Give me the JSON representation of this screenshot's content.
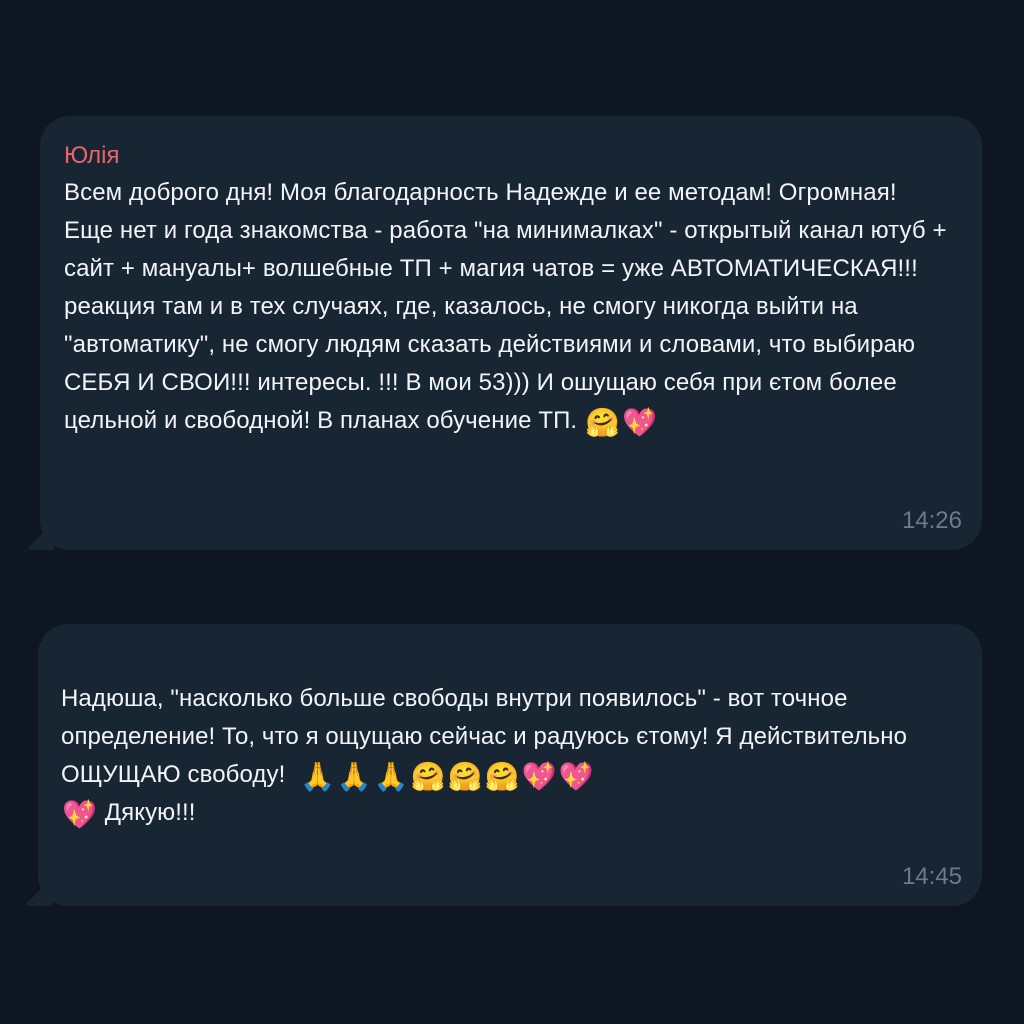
{
  "messages": [
    {
      "sender": "Юлія",
      "text": "Всем доброго дня! Моя благодарность Надежде и ее методам! Огромная! Еще нет и года знакомства - работа \"на минималках\" - открытый канал ютуб + сайт + мануалы+ волшебные ТП + магия чатов = уже АВТОМАТИЧЕСКАЯ!!! реакция там и в тех случаях, где, казалось, не смогу никогда выйти на \"автоматику\", не смогу людям сказать действиями и словами, что выбираю СЕБЯ И СВОИ!!! интересы. !!! В мои 53))) И ошущаю себя при єтом более цельной и свободной! В планах обучение ТП.",
      "emojis": [
        "🤗",
        "💖"
      ],
      "time": "14:26"
    },
    {
      "text_line1": "Надюша, \"насколько больше свободы внутри появилось\" - вот точное определение! То, что я ощущаю сейчас и радуюсь єтому! Я действительно ОЩУЩАЮ свободу!",
      "emojis": [
        "🙏",
        "🙏",
        "🙏",
        "🤗",
        "🤗",
        "🤗",
        "💖",
        "💖",
        "💖"
      ],
      "text_line2": "Дякую!!!",
      "time": "14:45"
    }
  ]
}
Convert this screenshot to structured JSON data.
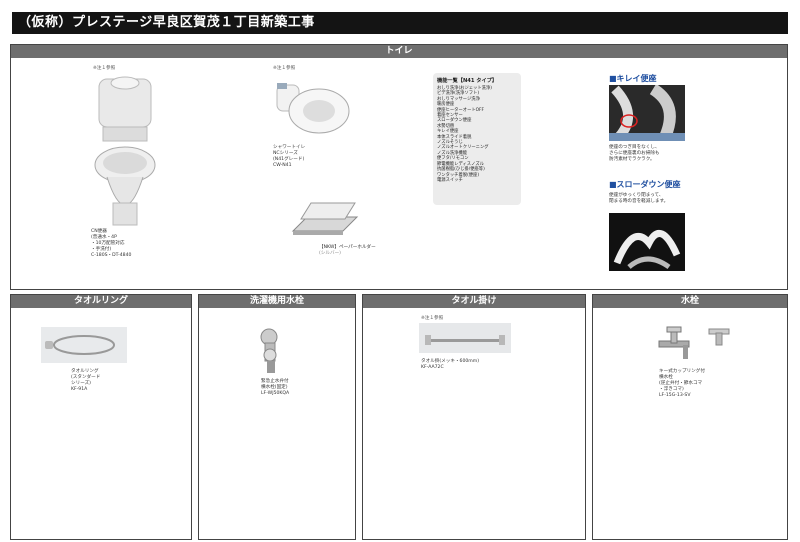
{
  "page": {
    "title": "（仮称）プレステージ早良区賀茂１丁目新築工事"
  },
  "toilet": {
    "header": "トイレ",
    "toilet_note": "※注１参照",
    "toilet_caption": "CN便器\n(普通水・4P\n・10万配管対応\n・手洗付)\nC-180S・DT-4840",
    "washlet_note": "※注１参照",
    "washlet_caption": "シャワートイレ\nNCシリーズ\n(N41グレード)\nCW-N41",
    "holder_caption": "【NKW】ペーパーホルダー",
    "holder_sub": "(シルバー)",
    "features_title": "機能一覧【N41 タイプ】",
    "features": [
      "おしり洗浄(おジェット洗浄)",
      "ビデ洗浄(洗浄ソフト)",
      "おしりマッサージ洗浄",
      "暖房便座",
      "便座ヒーターオートOFF",
      "着座センサー",
      "スローダウン便座",
      "水勢切替",
      "キレイ便座",
      "本体スライド着脱",
      "ノズルそうじ",
      "ノズルオートクリーニング",
      "ノズル洗浄機能",
      "便フタ/リモコン",
      "節電機能レディスノズル",
      "抗菌樹脂(ひじ掛/便座等)",
      "ワンタッチ着脱(便座)",
      "電源スイッチ"
    ],
    "kirei_head": "■キレイ便座",
    "kirei_text": "便座のつぎ目をなくし、\nさらに便座裏のお掃除も\n防汚素材でラクラク。",
    "slowdown_head": "■スローダウン便座",
    "slowdown_text": "便座がゆっくり閉まって、\n閉まる時の音を軽減します。"
  },
  "towel_ring": {
    "header": "タオルリング",
    "caption": "タオルリング\n(スタンダード\nシリーズ)\nKF-91A"
  },
  "washer_faucet": {
    "header": "洗濯機用水栓",
    "caption": "緊急止水弁付\n横水栓(固定)\nLF-WJ50KQA"
  },
  "towel_bar": {
    "header": "タオル掛け",
    "note": "※注１参照",
    "caption": "タオル掛(メッキ・600mm)\nKF-AA72C"
  },
  "faucet": {
    "header": "水栓",
    "caption": "キー式カップリング付\n横水栓\n(逆止弁付・節水コマ\n・浮きコマ)\nLF-15G-13-SV"
  }
}
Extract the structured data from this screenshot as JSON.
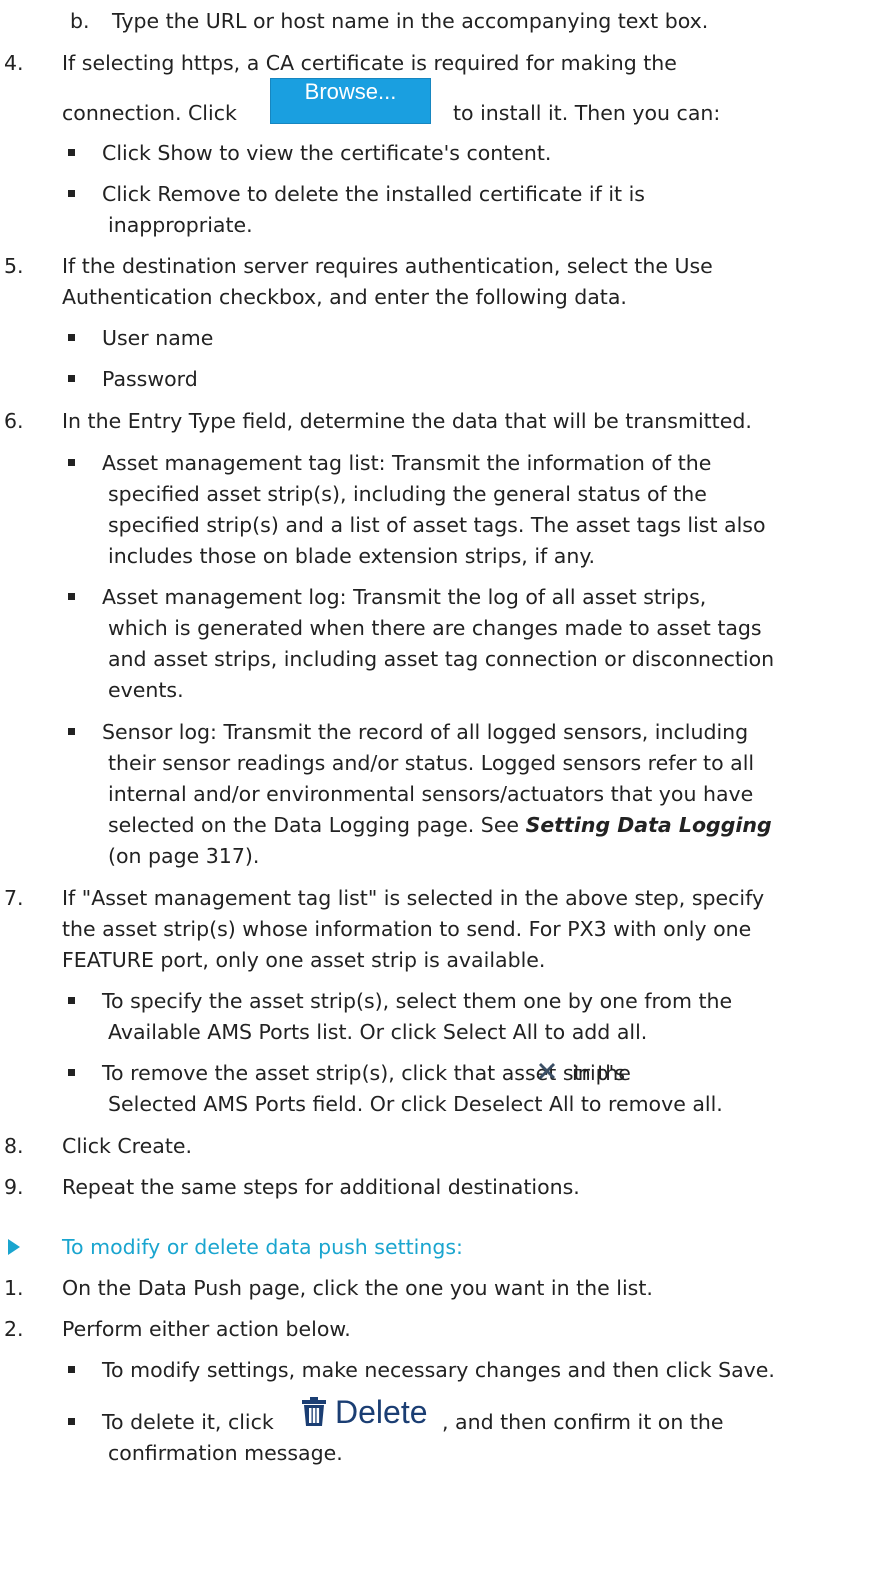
{
  "step3b": {
    "marker": "b.",
    "text": "Type the URL or host name in the accompanying text box."
  },
  "step4": {
    "num": "4.",
    "line1": "If selecting https, a CA certificate is required for making the",
    "line2_pre": "connection. Click",
    "browse_label": "Browse...",
    "line2_post": "to install it. Then you can:",
    "bullets": [
      "Click Show to view the certificate's content.",
      "Click Remove to delete the installed certificate if it is",
      "inappropriate."
    ]
  },
  "step5": {
    "num": "5.",
    "line1": "If the destination server requires authentication, select the Use",
    "line2": "Authentication checkbox, and enter the following data.",
    "bullets": [
      "User name",
      "Password"
    ]
  },
  "step6": {
    "num": "6.",
    "line1": "In the Entry Type field, determine the data that will be transmitted.",
    "b1": [
      "Asset management tag list: Transmit the information of the",
      "specified asset strip(s), including the general status of the",
      "specified strip(s) and a list of asset tags. The asset tags list also",
      "includes those on blade extension strips, if any."
    ],
    "b2": [
      "Asset management log: Transmit the log of all asset strips,",
      "which is generated when there are changes made to asset tags",
      "and asset strips, including asset tag connection or disconnection",
      "events."
    ],
    "b3": [
      "Sensor log: Transmit the record of all logged sensors, including",
      "their sensor readings and/or status. Logged sensors refer to all",
      "internal and/or environmental sensors/actuators that you have"
    ],
    "b3_line4_pre": "selected on the Data Logging page. See",
    "b3_link": "Setting Data Logging",
    "b3_line5": "(on page 317)."
  },
  "step7": {
    "num": "7.",
    "line1": "If \"Asset management tag list\" is selected in the above step, specify",
    "line2": "the asset strip(s) whose information to send. For PX3 with only one",
    "line3": "FEATURE port, only one asset strip is available.",
    "b1": [
      "To specify the asset strip(s), select them one by one from the",
      "Available AMS Ports list. Or click Select All to add all."
    ],
    "b2_pre": "To remove the asset strip(s), click that asset strip's",
    "b2_post": "in the",
    "b2_line2": "Selected AMS Ports field. Or click Deselect All to remove all."
  },
  "step8": {
    "num": "8.",
    "text": "Click Create."
  },
  "step9": {
    "num": "9.",
    "text": "Repeat the same steps for additional destinations."
  },
  "section_heading": "To modify or delete data push settings:",
  "mod1": {
    "num": "1.",
    "text": "On the Data Push page, click the one you want in the list."
  },
  "mod2": {
    "num": "2.",
    "text": "Perform either action below.",
    "b1": "To modify settings, make necessary changes and then click Save.",
    "b2_pre": "To delete it, click",
    "delete_label": "Delete",
    "b2_post": ", and then confirm it on the",
    "b2_line2": "confirmation message."
  },
  "colors": {
    "heading": "#1aa5cf",
    "browse_button": "#1a9fe0",
    "delete_icon": "#1b3e73"
  }
}
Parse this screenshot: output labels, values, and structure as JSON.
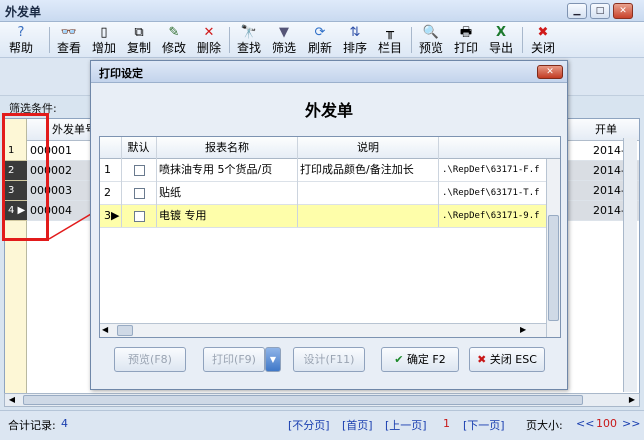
{
  "window": {
    "title": "外发单"
  },
  "toolbar": {
    "items": [
      {
        "label": "帮助",
        "icon": "help-icon"
      },
      {
        "label": "查看",
        "icon": "view-icon"
      },
      {
        "label": "增加",
        "icon": "add-icon"
      },
      {
        "label": "复制",
        "icon": "copy-icon"
      },
      {
        "label": "修改",
        "icon": "edit-icon"
      },
      {
        "label": "删除",
        "icon": "delete-icon"
      },
      {
        "label": "查找",
        "icon": "find-icon"
      },
      {
        "label": "筛选",
        "icon": "filter-icon"
      },
      {
        "label": "刷新",
        "icon": "refresh-icon"
      },
      {
        "label": "排序",
        "icon": "sort-icon"
      },
      {
        "label": "栏目",
        "icon": "columns-icon"
      },
      {
        "label": "预览",
        "icon": "preview-icon"
      },
      {
        "label": "打印",
        "icon": "print-icon"
      },
      {
        "label": "导出",
        "icon": "export-icon"
      },
      {
        "label": "关闭",
        "icon": "close-icon"
      }
    ]
  },
  "filter": {
    "label": "筛选条件:"
  },
  "grid": {
    "columns": [
      "外发单号",
      "开单"
    ],
    "rows": [
      {
        "num": "1",
        "no": "000001",
        "date": "2014-"
      },
      {
        "num": "2",
        "no": "000002",
        "date": "2014-"
      },
      {
        "num": "3",
        "no": "000003",
        "date": "2014-"
      },
      {
        "num": "4",
        "no": "000004",
        "date": "2014-"
      }
    ]
  },
  "status": {
    "total_label": "合计记录:",
    "total_value": "4",
    "no_page": "[不分页]",
    "first": "[首页]",
    "prev": "[上一页]",
    "page": "1",
    "next": "[下一页]",
    "page_size_label": "页大小:",
    "page_size": "100"
  },
  "dialog": {
    "title": "打印设定",
    "heading": "外发单",
    "columns": [
      "默认",
      "报表名称",
      "说明",
      ""
    ],
    "rows": [
      {
        "num": "1",
        "name": "喷抹油专用 5个货品/页",
        "desc": "打印成品颜色/备注加长",
        "path": ".\\RepDef\\63171-F.f"
      },
      {
        "num": "2",
        "name": "贴纸",
        "desc": "",
        "path": ".\\RepDef\\63171-T.f"
      },
      {
        "num": "3",
        "name": "电镀  专用",
        "desc": "",
        "path": ".\\RepDef\\63171-9.f"
      }
    ],
    "buttons": {
      "preview": "预览(F8)",
      "print": "打印(F9)",
      "design": "设计(F11)",
      "ok": "确定 F2",
      "close": "关闭 ESC"
    }
  }
}
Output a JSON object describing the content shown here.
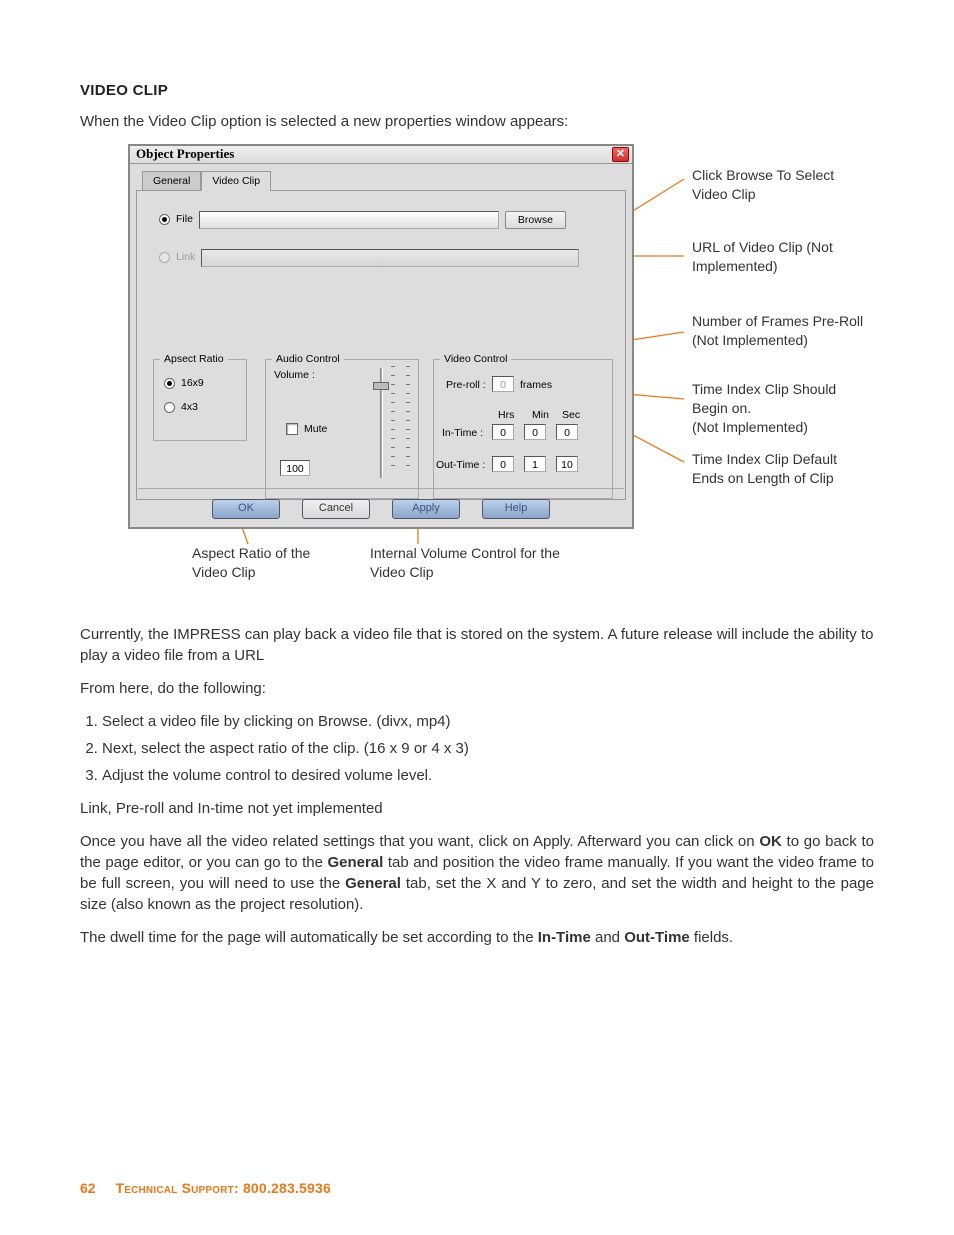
{
  "heading": "VIDEO CLIP",
  "intro": "When the Video Clip option is selected a new properties window appears:",
  "dialog": {
    "title": "Object Properties",
    "tabs": {
      "general": "General",
      "videoclip": "Video Clip"
    },
    "source": {
      "file_label": "File",
      "link_label": "Link",
      "browse": "Browse"
    },
    "aspect": {
      "legend": "Apsect Ratio",
      "opt1": "16x9",
      "opt2": "4x3"
    },
    "audio": {
      "legend": "Audio Control",
      "volume_label": "Volume :",
      "mute": "Mute",
      "value": "100"
    },
    "video": {
      "legend": "Video Control",
      "preroll_label": "Pre-roll :",
      "preroll_value": "0",
      "frames": "frames",
      "hrs": "Hrs",
      "min": "Min",
      "sec": "Sec",
      "intime_label": "In-Time :",
      "in_h": "0",
      "in_m": "0",
      "in_s": "0",
      "outtime_label": "Out-Time :",
      "out_h": "0",
      "out_m": "1",
      "out_s": "10"
    },
    "buttons": {
      "ok": "OK",
      "cancel": "Cancel",
      "apply": "Apply",
      "help": "Help"
    }
  },
  "callouts": {
    "browse": "Click Browse To Select Video Clip",
    "url": "URL of Video Clip (Not Implemented)",
    "preroll": "Number of Frames Pre-Roll\n(Not Implemented)",
    "intime": "Time Index Clip Should Begin on.\n(Not Implemented)",
    "outtime": "Time Index Clip Default Ends on Length of Clip",
    "aspect": "Aspect Ratio of the Video Clip",
    "volume": "Internal Volume Control for the Video Clip"
  },
  "body": {
    "p1_a": "Currently, the IMPRESS can play back a video file that is stored on the system.  A future release will include the ability to play a video file from a URL",
    "p2": "From here, do the following:",
    "s1_a": "Select a video file by clicking on ",
    "s1_b": "Browse",
    "s1_c": ". (divx, mp4)",
    "s2": "Next, select the aspect ratio of the clip.  (16 x 9 or 4 x 3)",
    "s3": "Adjust the volume control to desired volume level.",
    "p3": "Link, Pre-roll and In-time not yet implemented",
    "p4_a": "Once you have all the video related settings that you want, click on Apply. Afterward you can click on ",
    "p4_b": "OK",
    "p4_c": " to go back to the page editor, or you can go to the ",
    "p4_d": "General",
    "p4_e": " tab and position the video frame manually.  If you want the video frame to be full screen, you will need to use the ",
    "p4_f": "General",
    "p4_g": " tab, set the X and Y to zero, and set the width and height to the page size (also known as the project resolution).",
    "p5_a": "The dwell time for the page will automatically be set according to the ",
    "p5_b": "In-Time",
    "p5_c": " and ",
    "p5_d": "Out-Time",
    "p5_e": " fields."
  },
  "footer": {
    "page": "62",
    "support_label": "Technical Support",
    "support_sep": ": ",
    "support_num": "800.283.5936"
  }
}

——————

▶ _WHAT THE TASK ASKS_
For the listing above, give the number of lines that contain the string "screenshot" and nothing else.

▶ _ANSWER TO THIS TASK_
4